(Image credit: Professor J.J.N. Palmer and George Slater from Open Domesday under Creative Commons BY-SA 3.0 License)
Under the Norman occupation, there was little significant change in the layout of the landscape. The field system remained large open fields cultivated in strips creating ridges of land known as selions. The plough teams worked in a clockwise direction such that the soil was always turned to the right. This resulted in the soil heaping up in the centre with a small ditch either side. Visible remains of this form of agriculture remain as ridge and furrow and examples exist in the parish. The parklad behind The Lodge in Lodge Road is a good example and clearly shows ridge and furrow. Other examples have been identified on the land where the Home Farm development now stands, land south of Cranfield airfield, north of the High Street, Rings Wharley Farm, Manor Farm, Moat Farm, Mill Road and Gossards Green. [Heritage Environment Record 4431]
Medieval fields were governed by common rules of cultivation and grazing, usually decided upon by an assembly of the tenants at the manorial courts. Today's fields are really 'closes', enclosed land in single ownership.
Expansion of the Arable
As population increased during the 12th and 13th centuries so more land was required for agriculture. The common fields on the plateau were insufficient so 'assarting' (woodland clearance) became widespread in the ring of woodland around the plateau in order to expand the area of arable.
Evidence of assarting or of land newly brought into arable cultivation is plentiful in a manorial 'extent' (survey) of 1135. This describes the manorial estate, listing the demesne lands and property, including its stock, crops and income, and all the tenants, their holdings and the rents and services due from them. At this time, several tenants held assarted land as well as their other long established 'tenements' (holdings).
Extensive piecemeal clearance is indicated and in the second half of the 12th century some 350 acres of assarts were held by about 30 tenants for money rents. This proliferaton of small holdings in the woods brought a tremendous increase in manorial rents during the 12th century; this meant extra income for Ramsey Abbey, the manorial overlords, who probably actively encouraged assarting. Mention of demesne assarts shows that Ramsey Abbey were involved themselves as were all the other levels of society, both freemen and peasant tenants. All were individually clearing and enclosing land with the hedges and ditches that are often mentioned in the documents. Several references to "new assarts" in another manorial survey of the early 13th century show that clearance was continuing then as it did throughout the rest of that century.

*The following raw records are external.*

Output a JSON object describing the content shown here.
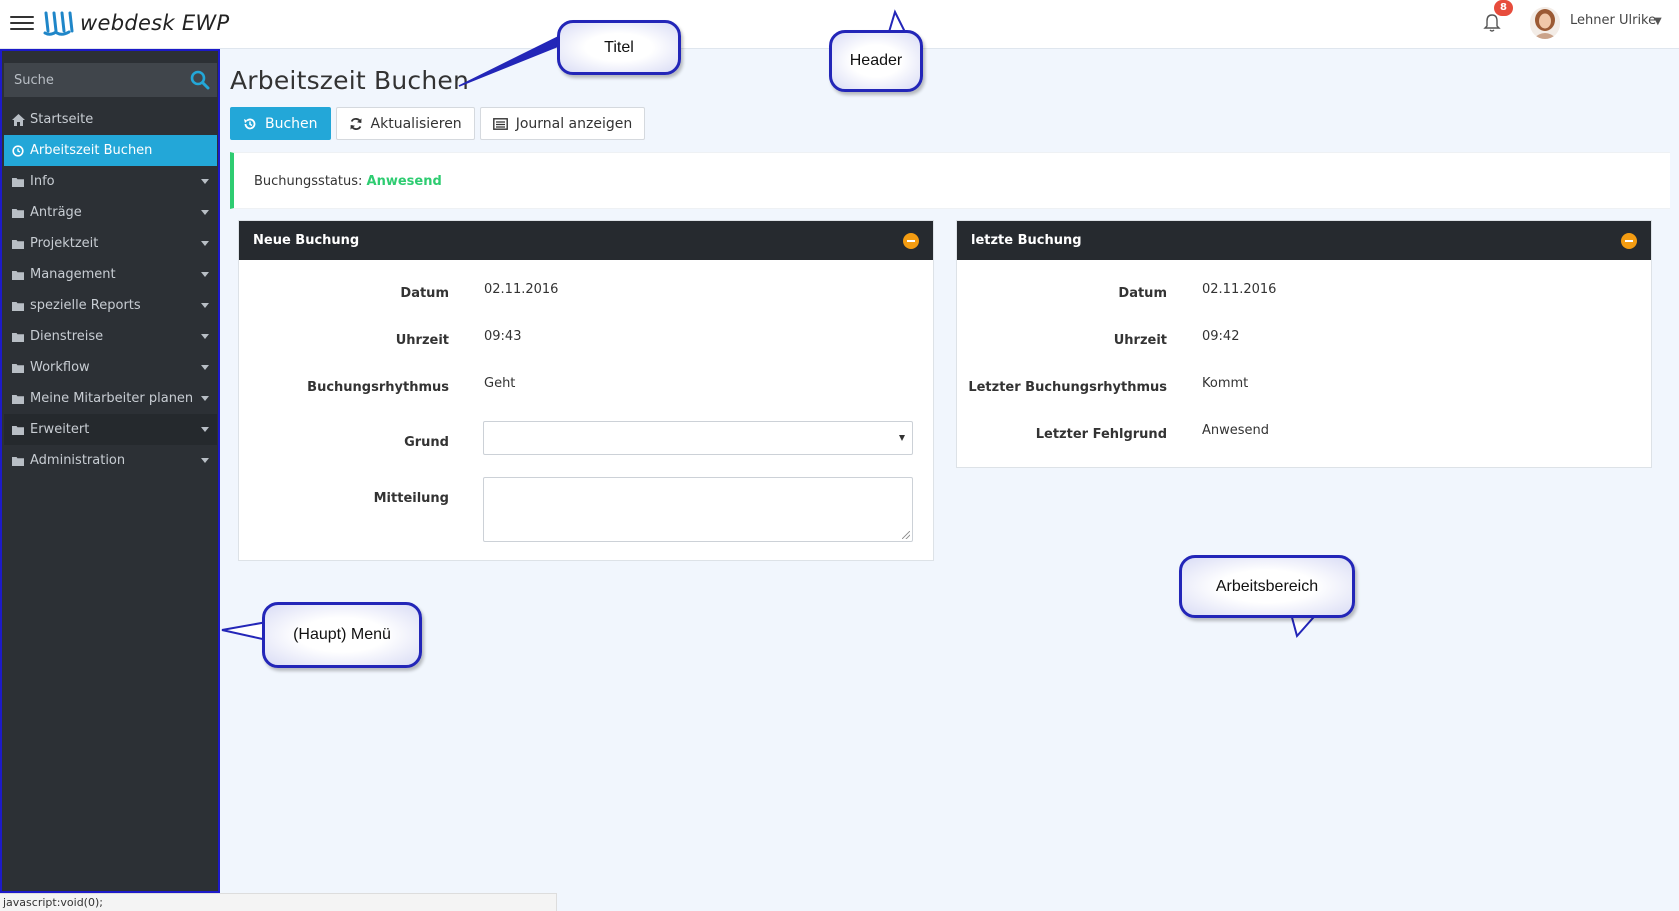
{
  "header": {
    "logo_text": "webdesk EWP",
    "notification_count": "8",
    "user_name": "Lehner Ulrike"
  },
  "sidebar": {
    "search_placeholder": "Suche",
    "items": [
      {
        "label": "Startseite",
        "icon": "home-icon",
        "caret": false
      },
      {
        "label": "Arbeitszeit Buchen",
        "icon": "clock-icon",
        "caret": false,
        "active": true
      },
      {
        "label": "Info",
        "icon": "folder-icon",
        "caret": true
      },
      {
        "label": "Anträge",
        "icon": "folder-icon",
        "caret": true
      },
      {
        "label": "Projektzeit",
        "icon": "folder-icon",
        "caret": true
      },
      {
        "label": "Management",
        "icon": "folder-icon",
        "caret": true
      },
      {
        "label": "spezielle Reports",
        "icon": "folder-icon",
        "caret": true
      },
      {
        "label": "Dienstreise",
        "icon": "folder-icon",
        "caret": true
      },
      {
        "label": "Workflow",
        "icon": "folder-icon",
        "caret": true
      },
      {
        "label": "Meine Mitarbeiter planen",
        "icon": "folder-icon",
        "caret": true
      },
      {
        "label": "Erweitert",
        "icon": "folder-icon",
        "caret": true
      },
      {
        "label": "Administration",
        "icon": "folder-icon",
        "caret": true
      }
    ]
  },
  "main": {
    "title": "Arbeitszeit Buchen",
    "toolbar": {
      "buchen_label": "Buchen",
      "aktualisieren_label": "Aktualisieren",
      "journal_label": "Journal anzeigen"
    },
    "status": {
      "label": "Buchungsstatus:",
      "value": "Anwesend",
      "color": "#2ecc71"
    },
    "neue_buchung": {
      "title": "Neue Buchung",
      "datum_label": "Datum",
      "datum_value": "02.11.2016",
      "uhrzeit_label": "Uhrzeit",
      "uhrzeit_value": "09:43",
      "rhythmus_label": "Buchungsrhythmus",
      "rhythmus_value": "Geht",
      "grund_label": "Grund",
      "grund_value": "",
      "mitteilung_label": "Mitteilung",
      "mitteilung_value": ""
    },
    "letzte_buchung": {
      "title": "letzte Buchung",
      "datum_label": "Datum",
      "datum_value": "02.11.2016",
      "uhrzeit_label": "Uhrzeit",
      "uhrzeit_value": "09:42",
      "rhythmus_label": "Letzter Buchungsrhythmus",
      "rhythmus_value": "Kommt",
      "fehlgrund_label": "Letzter Fehlgrund",
      "fehlgrund_value": "Anwesend"
    }
  },
  "callouts": {
    "titel": "Titel",
    "header": "Header",
    "menu": "(Haupt) Menü",
    "arbeitsbereich": "Arbeitsbereich"
  },
  "statusbar_text": "javascript:void(0);",
  "colors": {
    "accent": "#23a7d8",
    "sidebar_bg": "#2c3035",
    "panel_header": "#262a2f",
    "badge": "#e74c3c",
    "collapse": "#f39c12",
    "callout_border": "#2326b8"
  }
}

The village takes shape
The historic core of what is now regarded as the village of Cranfield lies on the plateau, close to its south eastern edge. It was established by the early 12th century and was originally known as Town End. End is a term usually used to denote a particular part of a parish, not necessarily a settlement, whilst town in its medieval sense refers to a village. Town End therefore means that part of Cranfield parish in which the main village lies. The whole area was originally called Cranfield, and that name only later became attached to what is now the modern village.
At the west end of the village was the settlement of Wood End which was located at the junction of modern-day Court Road and Lodge Road including Bury Farm (now known as Home Farm), Wood End Road and Doeswell Lane (now the drive to The Kennels). Alanum de Woodende is listed as living here pre-1244.
All was not peaceful; however, as in 1144 during the civil war between King Stephen and Queen Matilda, King Stephen’s forces pillaged the village.